Espresso Vivace Alley 24- Two winters ago, during Seattle’s record snowfall, my family got a bad case of cabin fever.  We decided to drive our Volvo to REI to pick up a camping stove, in case we lost power.  We bundled up and fortuitously parked right in front of this coffee mecca.  From the espresso art mosaics to the pleasing shades of brown on the walls, floor and counters, there is the distinct feeling of being inside the perfect cappuccino, awash in a sea of milk, espresso and billowy white foam.  Vivace roasts their own beans resulting in a coffee that is sweet and smooth.  Baristas have mastered the perfect foam and crown it with artful espresso swirls, resulting in drinks that look as amazing as they taste.  Vivace has two stores and one sidewalk bar.

Caffe Ladro- When I worked on Queen Anne, I often stopped here for coffee. The setting is cave-like with dark, textured walls and eclectic stained glass arches.  The coffee is full bodied and intense but balanced.  Laid back baristas are friendly and focused.  Baked goods are delicious, particularly the ginger cookies, pumpkin pie and quiches.  An expansive bulletin board takes the boredom out of waiting in line.  The cafe on Upper Queen Anne is the original Caffe Ladro.  Their website states that there are now thirteen locations!

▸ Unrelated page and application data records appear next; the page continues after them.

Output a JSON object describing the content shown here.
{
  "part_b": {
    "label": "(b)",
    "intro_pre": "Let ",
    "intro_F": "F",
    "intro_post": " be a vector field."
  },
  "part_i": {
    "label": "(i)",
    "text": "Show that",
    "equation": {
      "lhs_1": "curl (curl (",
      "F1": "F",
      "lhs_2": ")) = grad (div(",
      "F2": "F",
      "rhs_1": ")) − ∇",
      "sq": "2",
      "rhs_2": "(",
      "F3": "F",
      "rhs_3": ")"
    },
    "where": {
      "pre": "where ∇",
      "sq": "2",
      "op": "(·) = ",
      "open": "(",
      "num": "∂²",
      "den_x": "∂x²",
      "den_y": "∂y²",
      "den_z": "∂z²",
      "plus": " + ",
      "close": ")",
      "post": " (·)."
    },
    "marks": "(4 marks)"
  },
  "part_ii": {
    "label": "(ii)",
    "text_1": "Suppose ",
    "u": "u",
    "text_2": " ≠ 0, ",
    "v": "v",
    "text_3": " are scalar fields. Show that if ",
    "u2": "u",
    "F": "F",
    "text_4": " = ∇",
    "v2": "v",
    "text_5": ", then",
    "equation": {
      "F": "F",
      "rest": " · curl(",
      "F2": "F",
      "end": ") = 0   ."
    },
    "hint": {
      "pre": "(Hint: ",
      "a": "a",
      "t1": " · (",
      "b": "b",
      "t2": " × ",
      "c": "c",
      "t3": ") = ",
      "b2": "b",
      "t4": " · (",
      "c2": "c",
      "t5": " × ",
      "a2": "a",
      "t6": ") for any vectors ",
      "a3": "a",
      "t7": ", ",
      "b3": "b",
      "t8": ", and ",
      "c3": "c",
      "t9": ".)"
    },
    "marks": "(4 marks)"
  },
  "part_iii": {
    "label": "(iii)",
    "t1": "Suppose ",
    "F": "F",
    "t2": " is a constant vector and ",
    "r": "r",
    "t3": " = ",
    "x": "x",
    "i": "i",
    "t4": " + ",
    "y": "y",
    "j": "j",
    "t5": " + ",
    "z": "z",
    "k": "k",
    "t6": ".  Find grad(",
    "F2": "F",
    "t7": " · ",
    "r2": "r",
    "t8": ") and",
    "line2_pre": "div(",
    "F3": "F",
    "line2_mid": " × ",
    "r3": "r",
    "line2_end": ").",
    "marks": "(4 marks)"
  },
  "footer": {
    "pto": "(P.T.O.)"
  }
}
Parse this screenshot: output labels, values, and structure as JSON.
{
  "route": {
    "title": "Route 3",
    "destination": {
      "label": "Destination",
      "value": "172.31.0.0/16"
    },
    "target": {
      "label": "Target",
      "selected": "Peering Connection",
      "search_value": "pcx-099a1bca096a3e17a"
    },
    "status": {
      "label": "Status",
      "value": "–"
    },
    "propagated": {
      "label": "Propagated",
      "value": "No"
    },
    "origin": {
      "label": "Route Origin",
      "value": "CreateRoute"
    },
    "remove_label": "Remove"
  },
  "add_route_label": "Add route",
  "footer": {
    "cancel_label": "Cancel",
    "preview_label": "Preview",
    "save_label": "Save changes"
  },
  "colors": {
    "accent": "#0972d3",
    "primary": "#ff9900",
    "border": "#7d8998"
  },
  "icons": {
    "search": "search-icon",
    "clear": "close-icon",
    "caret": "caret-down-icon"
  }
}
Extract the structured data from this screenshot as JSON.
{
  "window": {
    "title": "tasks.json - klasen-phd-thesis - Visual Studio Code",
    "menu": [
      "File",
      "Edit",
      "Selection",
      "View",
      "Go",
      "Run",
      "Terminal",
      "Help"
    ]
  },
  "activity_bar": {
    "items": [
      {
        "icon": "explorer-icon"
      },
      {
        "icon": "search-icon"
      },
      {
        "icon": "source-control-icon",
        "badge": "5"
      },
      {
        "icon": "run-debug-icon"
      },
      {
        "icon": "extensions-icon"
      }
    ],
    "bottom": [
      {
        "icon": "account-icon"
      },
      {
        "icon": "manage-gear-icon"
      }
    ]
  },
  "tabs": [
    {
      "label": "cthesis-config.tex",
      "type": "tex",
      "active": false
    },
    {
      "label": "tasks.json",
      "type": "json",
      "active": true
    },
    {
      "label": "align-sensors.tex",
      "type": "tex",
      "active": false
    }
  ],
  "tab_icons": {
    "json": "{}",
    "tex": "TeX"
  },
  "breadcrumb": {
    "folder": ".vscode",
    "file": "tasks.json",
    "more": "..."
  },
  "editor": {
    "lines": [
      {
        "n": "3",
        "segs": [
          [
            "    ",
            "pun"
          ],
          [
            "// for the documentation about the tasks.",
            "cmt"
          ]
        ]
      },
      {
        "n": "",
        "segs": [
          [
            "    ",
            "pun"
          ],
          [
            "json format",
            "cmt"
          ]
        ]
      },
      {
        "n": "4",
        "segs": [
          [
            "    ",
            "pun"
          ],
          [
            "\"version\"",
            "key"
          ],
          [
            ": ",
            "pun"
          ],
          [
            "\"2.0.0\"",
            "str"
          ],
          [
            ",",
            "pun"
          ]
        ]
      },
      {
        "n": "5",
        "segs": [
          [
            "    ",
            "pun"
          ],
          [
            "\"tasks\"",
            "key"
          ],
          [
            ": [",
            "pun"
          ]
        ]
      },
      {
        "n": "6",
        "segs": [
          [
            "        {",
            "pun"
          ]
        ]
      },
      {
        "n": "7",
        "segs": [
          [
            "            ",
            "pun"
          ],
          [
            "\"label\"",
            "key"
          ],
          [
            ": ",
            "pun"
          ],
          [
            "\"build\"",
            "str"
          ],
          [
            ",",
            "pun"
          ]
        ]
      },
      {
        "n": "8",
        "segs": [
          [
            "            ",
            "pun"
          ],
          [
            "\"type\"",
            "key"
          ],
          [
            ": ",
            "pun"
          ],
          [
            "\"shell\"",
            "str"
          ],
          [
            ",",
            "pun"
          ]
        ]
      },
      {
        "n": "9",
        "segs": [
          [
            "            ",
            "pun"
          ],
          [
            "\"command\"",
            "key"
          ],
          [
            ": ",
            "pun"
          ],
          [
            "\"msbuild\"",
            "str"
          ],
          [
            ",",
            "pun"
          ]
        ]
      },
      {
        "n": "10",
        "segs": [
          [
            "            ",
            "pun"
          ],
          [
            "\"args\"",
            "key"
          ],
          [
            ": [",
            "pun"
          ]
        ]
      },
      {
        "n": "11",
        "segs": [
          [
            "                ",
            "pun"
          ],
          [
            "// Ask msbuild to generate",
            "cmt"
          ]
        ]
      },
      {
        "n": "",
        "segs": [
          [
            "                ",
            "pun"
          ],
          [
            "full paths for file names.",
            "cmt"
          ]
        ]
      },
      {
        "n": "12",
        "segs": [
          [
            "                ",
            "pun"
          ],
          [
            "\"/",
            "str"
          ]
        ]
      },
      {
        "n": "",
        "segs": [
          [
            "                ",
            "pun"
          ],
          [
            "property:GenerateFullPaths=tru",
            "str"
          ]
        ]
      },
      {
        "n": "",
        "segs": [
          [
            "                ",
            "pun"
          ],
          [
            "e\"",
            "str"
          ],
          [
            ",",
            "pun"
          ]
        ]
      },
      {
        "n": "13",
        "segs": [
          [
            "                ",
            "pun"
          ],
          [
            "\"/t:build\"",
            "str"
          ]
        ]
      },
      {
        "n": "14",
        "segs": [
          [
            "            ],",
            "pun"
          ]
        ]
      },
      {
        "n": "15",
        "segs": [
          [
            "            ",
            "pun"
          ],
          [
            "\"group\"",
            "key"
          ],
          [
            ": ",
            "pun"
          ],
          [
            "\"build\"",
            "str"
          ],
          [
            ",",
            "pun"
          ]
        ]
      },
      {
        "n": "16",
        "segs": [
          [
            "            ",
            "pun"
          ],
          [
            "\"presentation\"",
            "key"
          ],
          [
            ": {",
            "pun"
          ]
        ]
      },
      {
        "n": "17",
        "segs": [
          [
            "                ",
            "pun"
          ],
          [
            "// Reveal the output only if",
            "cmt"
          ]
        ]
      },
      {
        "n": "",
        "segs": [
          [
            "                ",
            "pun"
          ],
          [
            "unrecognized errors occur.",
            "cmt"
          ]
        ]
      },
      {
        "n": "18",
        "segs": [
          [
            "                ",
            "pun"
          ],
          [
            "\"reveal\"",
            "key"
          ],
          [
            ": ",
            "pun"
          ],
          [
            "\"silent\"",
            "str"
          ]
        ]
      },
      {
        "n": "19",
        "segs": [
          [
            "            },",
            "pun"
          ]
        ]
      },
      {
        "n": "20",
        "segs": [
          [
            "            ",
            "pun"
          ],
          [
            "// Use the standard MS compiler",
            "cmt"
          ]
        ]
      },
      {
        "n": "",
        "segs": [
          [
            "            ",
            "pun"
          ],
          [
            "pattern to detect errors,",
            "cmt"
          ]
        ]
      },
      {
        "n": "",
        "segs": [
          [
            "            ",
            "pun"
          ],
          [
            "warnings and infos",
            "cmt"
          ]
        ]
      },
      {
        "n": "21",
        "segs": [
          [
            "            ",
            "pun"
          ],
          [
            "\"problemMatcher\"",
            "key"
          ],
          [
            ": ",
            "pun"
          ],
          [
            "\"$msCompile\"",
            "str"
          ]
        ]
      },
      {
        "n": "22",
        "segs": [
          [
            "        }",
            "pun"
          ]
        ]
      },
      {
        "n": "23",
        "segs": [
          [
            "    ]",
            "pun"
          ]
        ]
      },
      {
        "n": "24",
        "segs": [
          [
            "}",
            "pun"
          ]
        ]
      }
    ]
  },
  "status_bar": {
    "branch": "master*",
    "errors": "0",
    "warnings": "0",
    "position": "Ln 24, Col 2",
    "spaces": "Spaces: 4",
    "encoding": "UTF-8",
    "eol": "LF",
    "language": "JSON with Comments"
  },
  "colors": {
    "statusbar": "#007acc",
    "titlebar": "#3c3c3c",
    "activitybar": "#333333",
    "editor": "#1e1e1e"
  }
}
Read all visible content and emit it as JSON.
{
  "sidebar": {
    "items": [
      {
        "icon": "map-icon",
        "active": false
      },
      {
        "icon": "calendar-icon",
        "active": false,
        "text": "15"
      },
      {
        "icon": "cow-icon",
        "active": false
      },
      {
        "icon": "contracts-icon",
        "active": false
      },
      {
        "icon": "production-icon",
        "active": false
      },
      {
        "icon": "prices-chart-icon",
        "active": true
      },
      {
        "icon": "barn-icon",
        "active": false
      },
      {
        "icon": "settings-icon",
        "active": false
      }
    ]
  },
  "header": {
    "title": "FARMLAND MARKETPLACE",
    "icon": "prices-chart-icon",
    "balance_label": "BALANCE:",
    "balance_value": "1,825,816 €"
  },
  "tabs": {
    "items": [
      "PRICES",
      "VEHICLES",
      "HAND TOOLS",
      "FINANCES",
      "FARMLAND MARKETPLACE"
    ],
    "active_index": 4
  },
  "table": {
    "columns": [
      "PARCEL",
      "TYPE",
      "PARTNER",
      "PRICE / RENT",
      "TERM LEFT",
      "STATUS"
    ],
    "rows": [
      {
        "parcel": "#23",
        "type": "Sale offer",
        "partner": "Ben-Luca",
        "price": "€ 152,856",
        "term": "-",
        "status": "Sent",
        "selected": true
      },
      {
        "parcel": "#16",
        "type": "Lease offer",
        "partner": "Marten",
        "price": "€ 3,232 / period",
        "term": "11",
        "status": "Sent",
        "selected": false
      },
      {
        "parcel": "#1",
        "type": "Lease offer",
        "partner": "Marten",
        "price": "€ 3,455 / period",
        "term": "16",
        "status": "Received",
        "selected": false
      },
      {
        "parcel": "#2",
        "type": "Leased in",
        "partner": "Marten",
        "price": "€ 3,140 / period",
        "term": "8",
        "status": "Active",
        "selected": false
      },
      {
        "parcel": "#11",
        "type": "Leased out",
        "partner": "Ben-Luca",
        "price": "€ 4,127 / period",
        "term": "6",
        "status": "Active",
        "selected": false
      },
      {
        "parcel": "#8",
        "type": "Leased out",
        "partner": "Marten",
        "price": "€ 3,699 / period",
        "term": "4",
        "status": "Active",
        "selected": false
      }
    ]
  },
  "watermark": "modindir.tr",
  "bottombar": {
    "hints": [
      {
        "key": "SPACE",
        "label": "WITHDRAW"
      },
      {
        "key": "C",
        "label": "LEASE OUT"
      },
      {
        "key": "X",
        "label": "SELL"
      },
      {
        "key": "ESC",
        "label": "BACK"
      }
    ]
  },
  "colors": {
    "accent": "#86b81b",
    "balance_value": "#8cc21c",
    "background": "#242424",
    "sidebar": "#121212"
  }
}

Macrina Bakery- Crusty loaves of bread, mouthwatering pastries and an inviting staff greet you as you enter this charming neighborhood cafe. Tucked away on the northwest edge of upper Queen Anne, the place is always bustling.  Square tables are intimately spaced and hard to come by but worth the effort if you can secure one.  The setting is soothing with cool blue walls and ethereal light streaming in through floor to ceiling windows.  The espresso drinks, prepared by counter staff who double as baristas, are consistently good.  The roast is full bodied with a round finish and cappuccinos are classic affairs with a balanced foam to milk ratio.   Macrina has three locations to choose from.


  1. Sarah, this is such a great picture! Oh, and I agree with all your recommendations. Patrick has been wanting me to try Aster Coffee in Ballard, too. Have you been there?

  2. No, I haven't heard of it. I will have to check it out... ps. i like your new table next to the bed where you put it.